A few weeks ago I was engaged in an online debate with a gentleman who objected to my advocacy for Universidad Francisco Marroquin in Guatemala. Specifically, he didn’t like their focus on Austrian economics. The issue that the anonymous blogger took umbrage with was his assertion that “they don’t use math.” I’ve heard this complaint before – many times; mostly from the planners (Keynesians, communists, etc.) They are all under the impression that we can “model” our way to prosperity – if only we had all the information and did the math right. That chalkboards full of formulas will, if drawn correctly, make national economies grow: the birds will sing, the tides will recede, the trees will grow bread and milk and honey will flow from the rocks.
For them it’s all about the math.
In a past life – I spent a year dissecting the Bolivarian Alliance of the Americas; a regional socialist economic and political alliance among five radical left-leaning countries in Latin America; led of course by Venezuela and Cuba. I was writing the conclusive book on this topic (conclusive because the Alliance withered away when it ran out of stolen money to redistribute – so nobody will ever write a book about it now, unless it’s an obituary. But who would bother?). Part of my book was a chapter or two on their economic model which they called 21st Century Socialism. Basically, the short description (you can read the whole section in my book if you’re interested) is what I like to call quantum socialism (darn, I should have coined that phrase in my book – I would have made a million dollars. Oh, right – profit is bad. Darnit again.). The “economist” (using that term loosely) who came up with this idea is Heinz Dieterich – a professor at the National University of Mexico (or, for those of us who know, Commie Central). His assertion was that – given the great advances of computational power (provided to a grateful public by the free market – don’t tell Heinz) – we can finally make the labor theory of value work. The supercomputers now have the power in real time to carry out the fractionalization of the man hours necessary to produce everything, spitting out the conclusive, “real” value of an item at any stage of the productive process. Through computers, we can now aggregate enough information that we can finally make communism work.
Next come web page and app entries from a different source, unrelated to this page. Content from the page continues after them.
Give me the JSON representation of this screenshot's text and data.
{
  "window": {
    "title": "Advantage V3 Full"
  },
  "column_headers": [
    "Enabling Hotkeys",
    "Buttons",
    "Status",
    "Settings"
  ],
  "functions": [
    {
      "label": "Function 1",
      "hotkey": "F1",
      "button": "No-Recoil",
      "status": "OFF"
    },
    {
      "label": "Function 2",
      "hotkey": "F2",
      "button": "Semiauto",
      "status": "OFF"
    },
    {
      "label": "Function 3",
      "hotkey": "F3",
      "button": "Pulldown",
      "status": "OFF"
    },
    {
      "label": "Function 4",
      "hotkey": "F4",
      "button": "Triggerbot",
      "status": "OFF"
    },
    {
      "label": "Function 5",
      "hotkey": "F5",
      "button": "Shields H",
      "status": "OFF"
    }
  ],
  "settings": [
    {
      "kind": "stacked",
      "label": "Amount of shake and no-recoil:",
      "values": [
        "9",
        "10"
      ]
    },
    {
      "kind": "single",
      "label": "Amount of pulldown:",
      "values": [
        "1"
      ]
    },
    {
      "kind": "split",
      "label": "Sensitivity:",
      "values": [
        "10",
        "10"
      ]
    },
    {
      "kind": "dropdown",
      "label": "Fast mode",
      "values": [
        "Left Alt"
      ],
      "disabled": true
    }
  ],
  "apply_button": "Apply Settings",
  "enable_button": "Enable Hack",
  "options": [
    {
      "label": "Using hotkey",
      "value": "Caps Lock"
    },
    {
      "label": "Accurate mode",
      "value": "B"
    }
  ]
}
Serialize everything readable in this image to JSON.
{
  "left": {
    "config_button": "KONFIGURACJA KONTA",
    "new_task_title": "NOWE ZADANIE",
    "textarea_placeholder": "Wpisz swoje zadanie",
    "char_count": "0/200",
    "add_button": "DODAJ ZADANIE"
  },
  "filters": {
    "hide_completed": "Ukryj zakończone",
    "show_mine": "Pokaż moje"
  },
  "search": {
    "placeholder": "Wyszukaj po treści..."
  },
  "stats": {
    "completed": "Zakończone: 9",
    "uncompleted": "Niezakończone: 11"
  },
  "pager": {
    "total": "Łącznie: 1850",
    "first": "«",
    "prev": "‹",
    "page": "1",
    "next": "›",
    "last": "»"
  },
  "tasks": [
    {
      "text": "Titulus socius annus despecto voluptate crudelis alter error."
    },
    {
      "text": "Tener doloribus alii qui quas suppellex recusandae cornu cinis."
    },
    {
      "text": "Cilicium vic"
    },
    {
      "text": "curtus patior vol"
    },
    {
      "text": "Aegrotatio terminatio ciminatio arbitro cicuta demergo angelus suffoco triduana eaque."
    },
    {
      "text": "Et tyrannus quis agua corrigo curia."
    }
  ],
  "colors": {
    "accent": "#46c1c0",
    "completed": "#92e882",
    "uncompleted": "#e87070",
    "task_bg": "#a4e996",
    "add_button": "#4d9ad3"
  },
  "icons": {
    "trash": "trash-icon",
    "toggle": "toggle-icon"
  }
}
Our savior, at long last, will be a huge online spreadsheet.
Dieterich advised Hugo Chavez, who was excited about this theory – and, well, we all know how that went. Heinz claims they didn’t do it right (I think I’ve heard that before).
Now, I like to think of myself as an amateur Austrian. Amateur because I really don’t know anything about economics. In my defense, at least I admit that – unlike our elected leaders and their warlock advisors – yes, I’m referring to Krugman – who wear their ignorance with pride as all planners must, lest their doubt reveal the holes in their grand spreadsheets, after which the entire edifice of arrogance would come crashing down, leaving us with no cereal for our morning breakfast. And Austrian, referring to the school of economics that begins with a single philosophy: individual liberty. The free market traditions that underpin all successful economies – ideas we got from Adam Smith and that were perfected by Mises, Hayek, Rothbard, Hazlitt, Ayn Rand (not an economist but our greatest advocate of individual liberty), Friedman (also not an Austrian but definitely a free marketer) – among so many others. Some still alive today, people like Pedro Schwartz (who once took down Krugman – it was epic).
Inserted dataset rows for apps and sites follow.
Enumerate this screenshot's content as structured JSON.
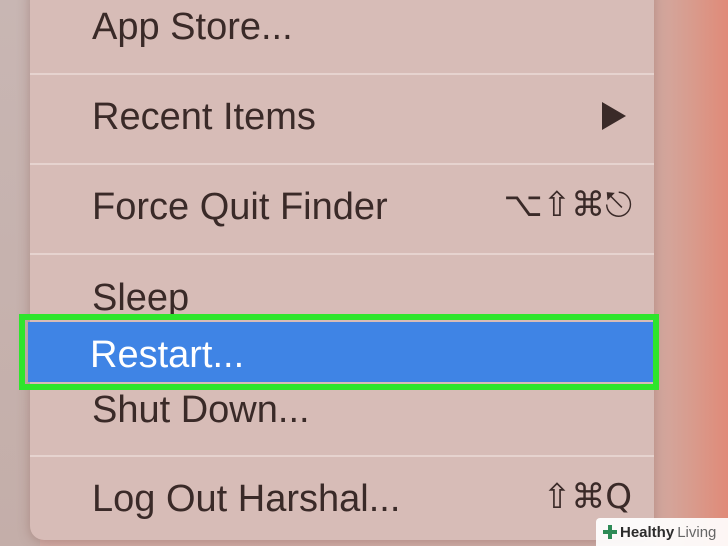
{
  "menu": {
    "items": [
      {
        "label": "App Store...",
        "shortcut": "",
        "submenu": false
      },
      {
        "label": "Recent Items",
        "shortcut": "",
        "submenu": true
      },
      {
        "label": "Force Quit Finder",
        "shortcut": "⌥⇧⌘⎋"
      },
      {
        "label": "Sleep",
        "shortcut": ""
      },
      {
        "label": "Restart...",
        "shortcut": "",
        "selected": true
      },
      {
        "label": "Shut Down...",
        "shortcut": ""
      },
      {
        "label": "Log Out Harshal...",
        "shortcut": "⇧⌘Q"
      }
    ]
  },
  "highlight_color": "#2ee52c",
  "selection_color": "#3f84e5",
  "watermark": {
    "brand_bold": "Healthy",
    "brand_light": "Living"
  }
}
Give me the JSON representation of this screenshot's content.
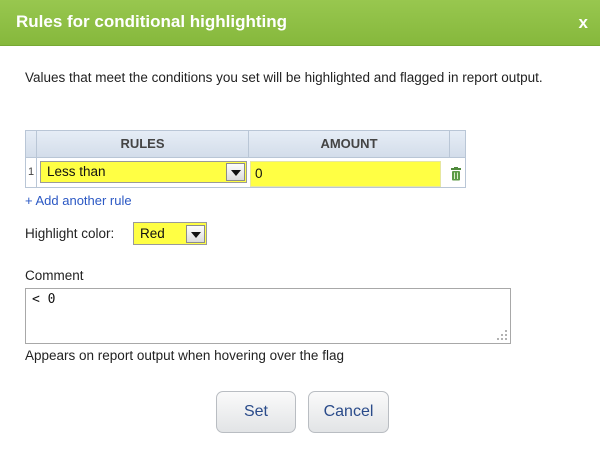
{
  "dialog": {
    "title": "Rules for conditional highlighting",
    "close_label": "x",
    "description": "Values that meet the conditions you set will be highlighted and flagged in report output."
  },
  "rules_table": {
    "columns": [
      "",
      "RULES",
      "AMOUNT",
      ""
    ],
    "rows": [
      {
        "number": "1",
        "rule": "Less than",
        "amount": "0"
      }
    ],
    "add_rule_label": "+ Add another rule"
  },
  "highlight": {
    "label": "Highlight color:",
    "value": "Red"
  },
  "comment": {
    "label": "Comment",
    "value": "< 0",
    "hint": "Appears on report output when hovering over the flag"
  },
  "buttons": {
    "set_label": "Set",
    "cancel_label": "Cancel"
  },
  "colors": {
    "titlebar": "#8cbd44",
    "highlight_field": "#ffff44",
    "link": "#2b58c4",
    "button_text": "#2a4b8a"
  },
  "icons": {
    "row_action": "trash-icon",
    "dropdown": "chevron-down-icon",
    "resize": "resize-grip-icon"
  }
}
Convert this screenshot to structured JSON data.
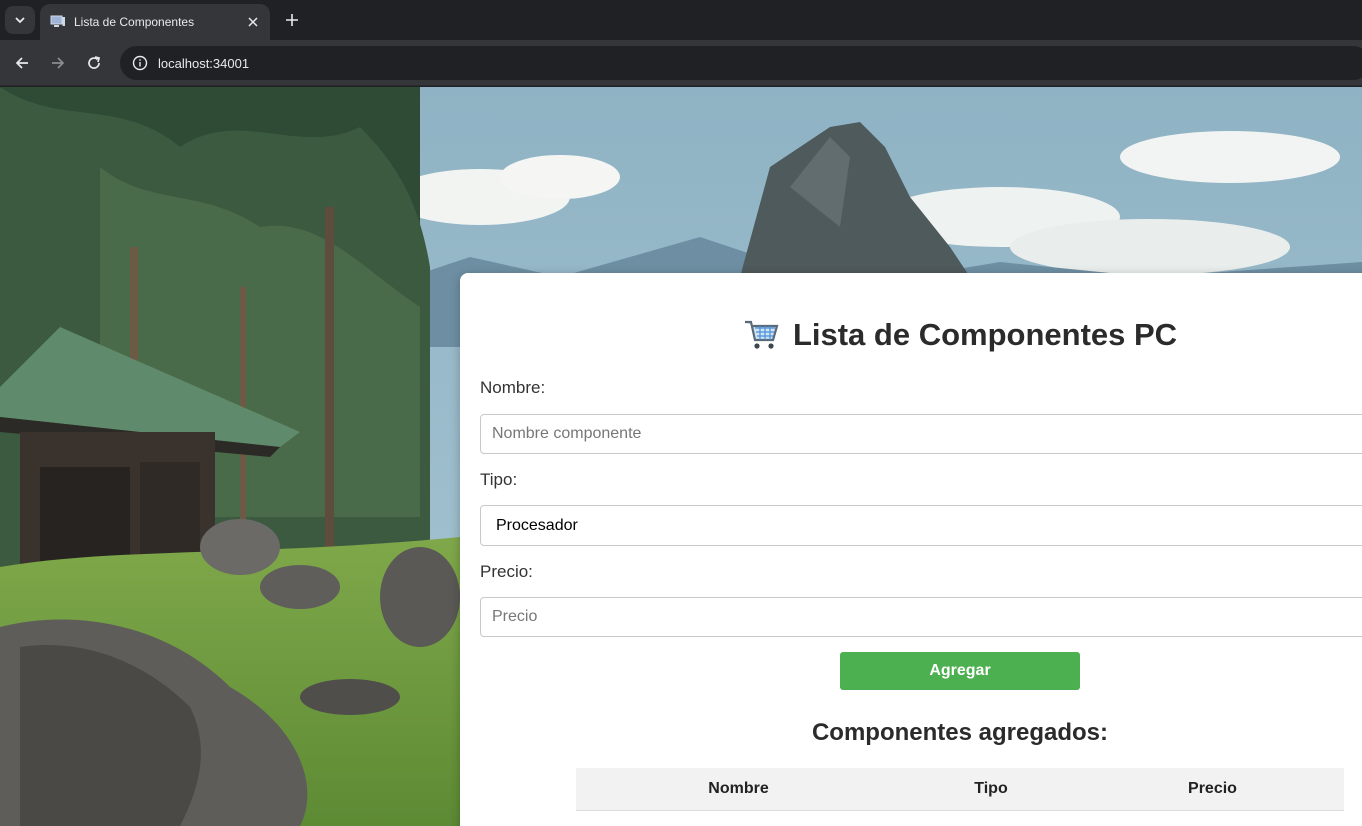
{
  "browser": {
    "tab_title": "Lista de Componentes",
    "url": "localhost:34001",
    "icons": {
      "tab_menu": "chevron-down-icon",
      "favicon": "monitor-icon",
      "close": "close-icon",
      "new_tab": "plus-icon",
      "back": "arrow-left-icon",
      "forward": "arrow-right-icon",
      "reload": "reload-icon",
      "site_info": "info-icon"
    }
  },
  "app": {
    "title": "Lista de Componentes PC",
    "title_icon": "shopping-cart-icon",
    "form": {
      "name_label": "Nombre:",
      "name_placeholder": "Nombre componente",
      "type_label": "Tipo:",
      "type_selected": "Procesador",
      "price_label": "Precio:",
      "price_placeholder": "Precio",
      "add_button": "Agregar"
    },
    "list_title": "Componentes agregados:",
    "table": {
      "headers": [
        "Nombre",
        "Tipo",
        "Precio"
      ]
    },
    "colors": {
      "accent": "#4caf50",
      "header_bg": "#f2f2f2",
      "text": "#2b2b2b"
    }
  }
}
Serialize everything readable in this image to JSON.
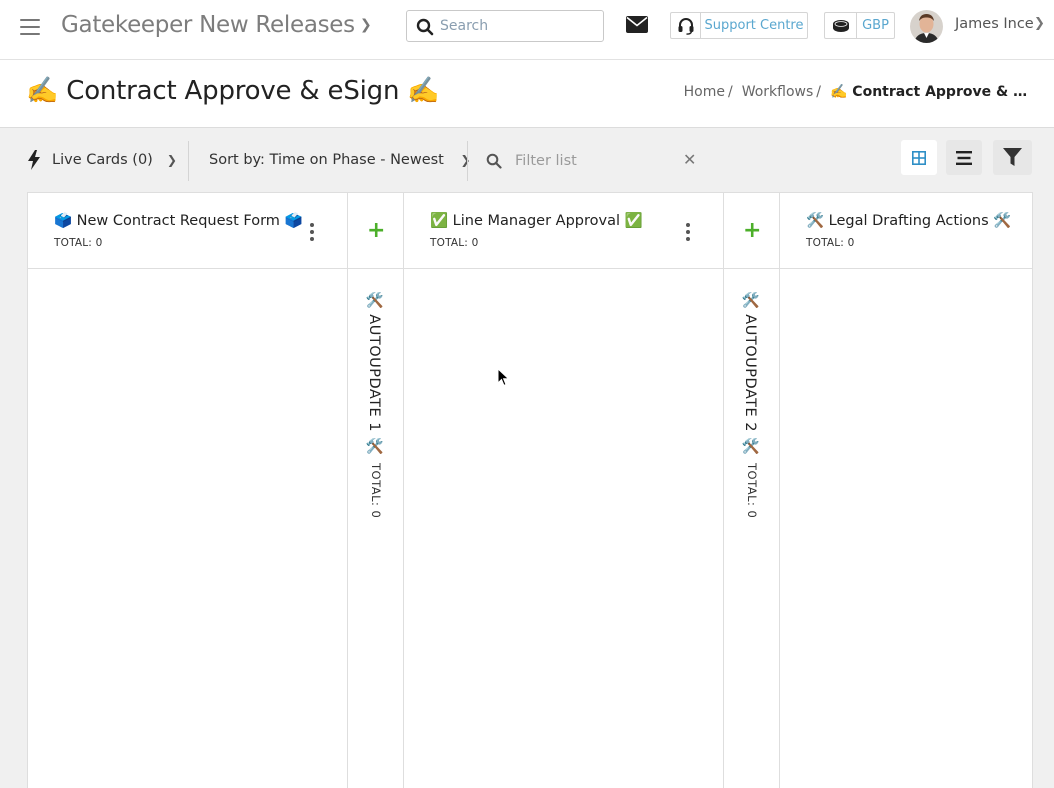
{
  "app": {
    "title": "Gatekeeper New Releases"
  },
  "topbar": {
    "search_placeholder": "Search",
    "support_label": "Support Centre",
    "currency_label": "GBP",
    "user_name": "James Ince"
  },
  "page": {
    "title": "✍️ Contract Approve & eSign ✍️",
    "breadcrumb": [
      {
        "label": "Home"
      },
      {
        "label": "Workflows"
      },
      {
        "label": "✍️ Contract Approve & eSig..."
      }
    ]
  },
  "toolbar": {
    "live_cards_label": "Live Cards (0)",
    "sort_label": "Sort by: Time on Phase - Newest",
    "filter_placeholder": "Filter list"
  },
  "board": {
    "phases": [
      {
        "name": "🗳️ New Contract Request Form 🗳️",
        "total": "TOTAL: 0"
      },
      {
        "name": "✅ Line Manager Approval ✅",
        "total": "TOTAL: 0"
      },
      {
        "name": "🛠️ Legal Drafting Actions 🛠️",
        "total": "TOTAL: 0"
      }
    ],
    "auto_steps": [
      {
        "name": "🛠️ AUTOUPDATE 1 🛠️",
        "total": "TOTAL: 0",
        "add": "+"
      },
      {
        "name": "🛠️ AUTOUPDATE 2 🛠️",
        "total": "TOTAL: 0",
        "add": "+"
      }
    ]
  },
  "colors": {
    "accent_blue": "#5aa7cf",
    "add_green": "#4caf2a",
    "grid_icon_blue": "#2f8fc6"
  }
}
Hayek once said, “The curious task of economics is to demonstrate to men how little they really know about what they imagine they can design.” Even Thomas Picketty – the guru of redistributionism – said, “Economists tend to think they are much, much smarter than historians, than everybody. And this is a bit too much because at the end of the day, we don’t know very much in economics.” That’s a remarkable admission for somebody who wants to take all your money.
Back to my blogger detractor; I’m an Austrian because I believe in the fundamentals of individual liberty – of man’s instinct for trying to make the right decisions for himself – and that the aggregate of these decisions, if left uncoerced, will lead to a better economic environment not only for him but for others. What Ayn Rand called “rational self-interest” which leads to more generalized prosperity because the economists aren’t then required to “know” everything – instead trusting that the instincts which are part of human nature will lead to greater prosperity for the collective. And isn’t that what the planners say they want too?
For the detractors (there are many) who say that man does not always act in their own self-interest; of course I know this – I’m not naïve (well not entirely). My response to them: the mistakes of one person in a large complex system like our national economy is infinitesimally less damaging than the mistake of one of the planners in charge of an entire segment of national production; and if it goes wrong for the individual, he will starve. The planner will just get reassigned (this is called Moral Hazard – google it). And yes, of course, there’s plenty of room for math. Modeling is important, studying supply and demand and micro and macro-economic principles and all the equations and formulas that we all learn in our economics classes (yes, I took the classes. No, I still have no clue how to do any of the math).
But it all must start with an idea – the right idea; lest in our attempts at planning we inadvertently starve our people, which has happened too often in the past and continues today.